This post is a continuation of my previous article on the Montreux Jazz Festival. In this post, we will focus on the generation of a pretty nice map of the artists of the MJF linked by their musical similarity.
You can navigate through the map of artists of the festival using your mouse or using the search box on the top right.
The search box is a bit special. You can either type an artist name or a location. If you start typing results will autocomplete underneath. In case you type a location, the suggestions proposed are artists originating from this particular location. Just use your keyboard to select an artist and the map will zoom right on it.
The map has been created from scratch using an image from NASA. The zoom level is a bit limited because I host the thousands of tiles myself :). A deeper level of zoom expands into gigabytes of data.
What does it represent?
Each node (circle) on the map represents an artist who performed in the festival. The nodes are drawn onto the map according to the artist locations. Note that a lot of artists are not present because I couldn’t find the info. If you hover over a node, the map displays a popup with some information about the artist. More importantly, it shows links to other artists of the festival. In fact, this visualization is only about displaying the network of artists of the festival linked by their musical similarity. The darker the node, the more connections it has.

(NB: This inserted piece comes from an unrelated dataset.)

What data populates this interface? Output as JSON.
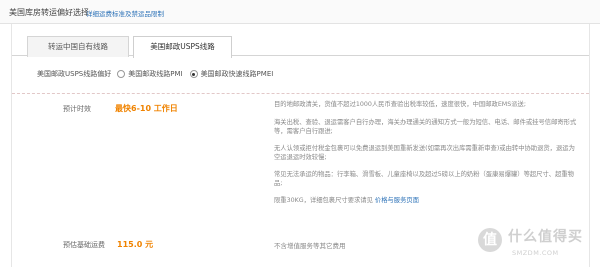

How do you compute the musical similarity between artists?
Artists are actually linked together by comparing the songs they played in the festival. To compare songs together, we first need to extract some audio features. A feature is a compressed representation of a property of the underlying signal. For example, the BPM (beats-per-minute), the key and mode of a song can be considered as audio features. In our case, we extract a lot of properties from the songs such as the BPM, pitch, key, mode, energy, timbre and so forth. To get more info on audio features you can look at a lecture on the subject.
Those features take quite a lot of time to compute! Fortunately, we only need to compute them once for each song. To retrieve them in an effective manner when we want, they are stored in a database. In this particular setup, I use RethinkDB which is a pretty neat open-source NoSQL database. Check it out if you are interested.
Once we retrieve the features for each song, we compare them together. In the case of a small dataset, you can do a brute-force comparison of all the songs to all the others leading to (N x N-1) /2 comparisons. Imagine that you have a medium-sized dataset like the MJF with N = 30,000, it would lead to 449,985,000 comparisons! Far too costly for us.
Instead, we compute the approximate nearest neighbors of each song using random projections. Basically, it will very quickly return for each song a fixed number of neighbors that have (approximately) similar audio features. In other words, it gives me songs that sound the same but fast. The actual implementation uses Spotify’s Annoy library.
To each song is thus associated a list of similar neighbors. The perfect data structure to encode this song-to-song similarity is a graph (network) which can also be visualized.
Finally, we regroup all the songs by artist and we report the links between each song to the artists. Multiple links between two same artists are added. In technical terms, we reduce the graph using the generalized block modeling technique.
This concludes this post on the map of artists. I’ll make a more detailed blog post on how to create and visualize a graph of songs created by audio similarity soon.